    "A study presented by Brice Russ, a graduate student at Ohio State University, at the American Dialect Society’s annual meeting in January demonstrates how Twitter can be used as a valuable and abundant source for linguistic research. With more than 200 million posts each day, the site has allowed researchers to predict moods, study the Arab Spring and now, map out regional dialects.

    "According to the New York Times, Russ waded through nearly 400,000 Twitter posts to analyze three different linguistic variables. He started by mapping the regional distribution of 'Coke,' 'pop' and 'soda' based on 2,952 tweets from 1,118 identifiable locations. As has been documented in the past, 'Coke' predominantly came from Southern tweets, 'pop' from the Midwest and Pacific Northwest and 'soda' from the Northeast and Southwest."
    (Kate Springer, "#Soda or #Pop? Regional Language Quirks Get Examined on Twitter." Time, March 5, 2012)
  • Margaret Atwood's Defense of Twitter
    "You get a lot of nonsense about, 'Won’t Twitter destroy English language?' Well, did the telegram destroy the English language?
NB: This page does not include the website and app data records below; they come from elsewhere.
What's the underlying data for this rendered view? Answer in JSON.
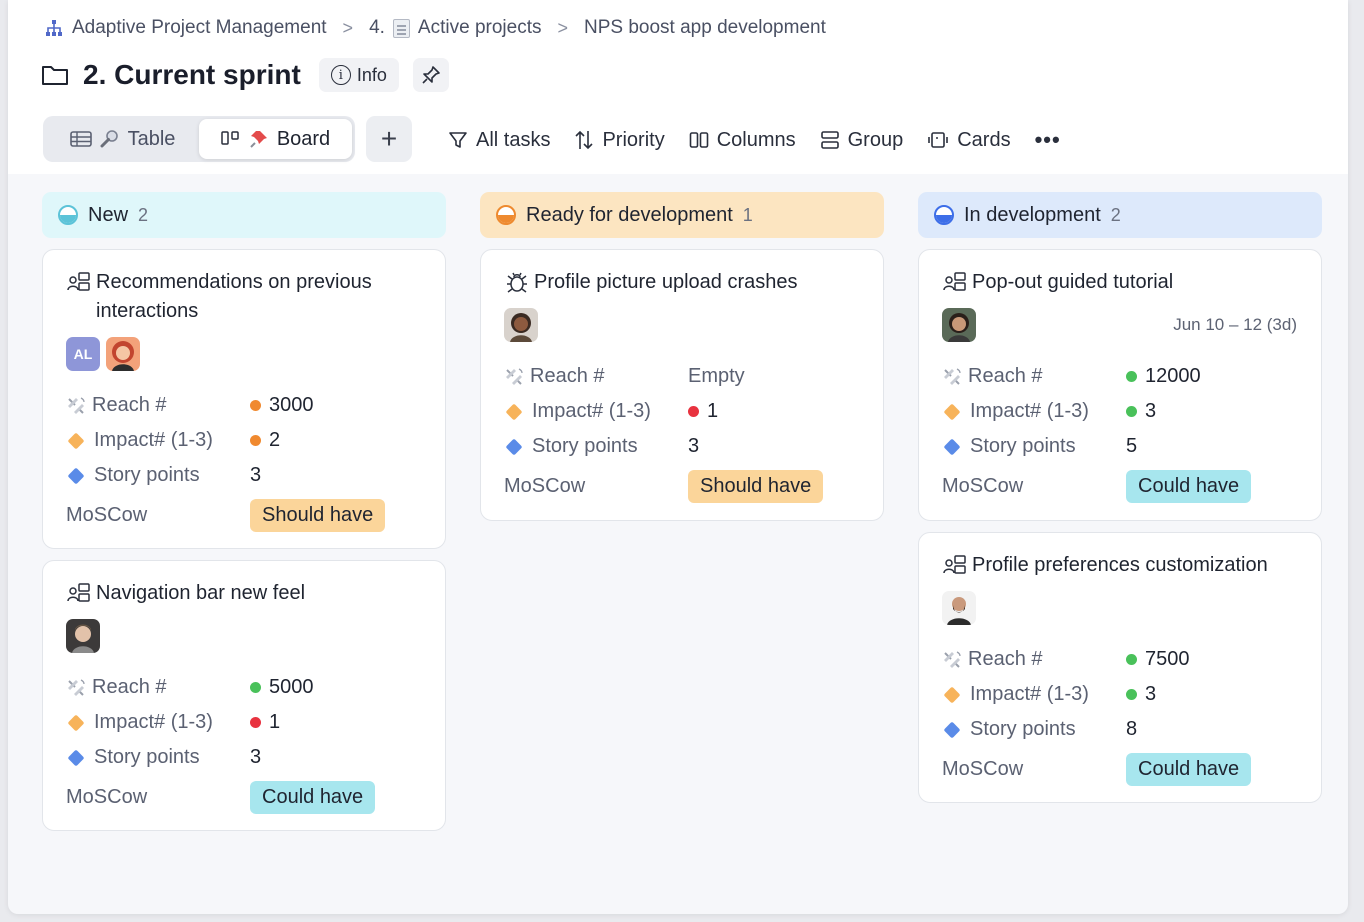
{
  "breadcrumb": {
    "items": [
      {
        "label": "Adaptive Project Management"
      },
      {
        "label": "4."
      },
      {
        "label": "Active projects"
      },
      {
        "label": "NPS boost app development"
      }
    ],
    "separator": ">"
  },
  "header": {
    "title": "2.  Current sprint",
    "info_label": "Info"
  },
  "views": {
    "table_label": "Table",
    "board_label": "Board",
    "active": "Board",
    "add_label": "+"
  },
  "toolbar": {
    "filter_label": "All tasks",
    "sort_label": "Priority",
    "columns_label": "Columns",
    "group_label": "Group",
    "cards_label": "Cards",
    "more_label": "•••"
  },
  "field_labels": {
    "reach": "Reach #",
    "impact": "Impact# (1-3)",
    "story": "Story points",
    "moscow": "MoSCow"
  },
  "colors": {
    "dot_orange": "#f0892f",
    "dot_green": "#49c15a",
    "dot_red": "#e8323f",
    "pill_should": "#fbd59a",
    "pill_could": "#a7e6ee",
    "status_new": "#5cc3d8",
    "status_ready": "#ee8a2f",
    "status_dev": "#3d6ee8"
  },
  "columns": [
    {
      "title": "New",
      "count": "2",
      "cards": [
        {
          "title": "Recommendations on previous interactions",
          "avatars": [
            "AL",
            "photo"
          ],
          "reach": "3000",
          "reach_dot": "orange",
          "impact": "2",
          "impact_dot": "orange",
          "story": "3",
          "moscow": "Should have"
        },
        {
          "title": "Navigation bar new feel",
          "avatars": [
            "photo"
          ],
          "reach": "5000",
          "reach_dot": "green",
          "impact": "1",
          "impact_dot": "red",
          "story": "3",
          "moscow": "Could have"
        }
      ]
    },
    {
      "title": "Ready for development",
      "count": "1",
      "cards": [
        {
          "title": "Profile picture upload crashes",
          "avatars": [
            "photo"
          ],
          "reach": "Empty",
          "impact": "1",
          "impact_dot": "red",
          "story": "3",
          "moscow": "Should have"
        }
      ]
    },
    {
      "title": "In development",
      "count": "2",
      "cards": [
        {
          "title": "Pop-out guided tutorial",
          "avatars": [
            "photo"
          ],
          "date": "Jun 10 – 12 (3d)",
          "reach": "12000",
          "reach_dot": "green",
          "impact": "3",
          "impact_dot": "green",
          "story": "5",
          "moscow": "Could have"
        },
        {
          "title": "Profile preferences customization",
          "avatars": [
            "photo"
          ],
          "reach": "7500",
          "reach_dot": "green",
          "impact": "3",
          "impact_dot": "green",
          "story": "8",
          "moscow": "Could have"
        }
      ]
    }
  ]
}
No. . . . So it is a short form communication method, like writing on washroom walls. Or like Romans writing graffiti back in Rome, or Vikings writing runes on the walls of tombs they had broken into. You weren’t going to write a novel on the wall of a tomb. But you were going to write 'Thorfeld was here,' which is pretty much what they wrote. 'Found no treasure. Shit.'"
    ("'Who Survives, Who Doesn’t?' An Interview With Margaret Atwood," by Isabel Slone. Hazlitt, August 30, 2013)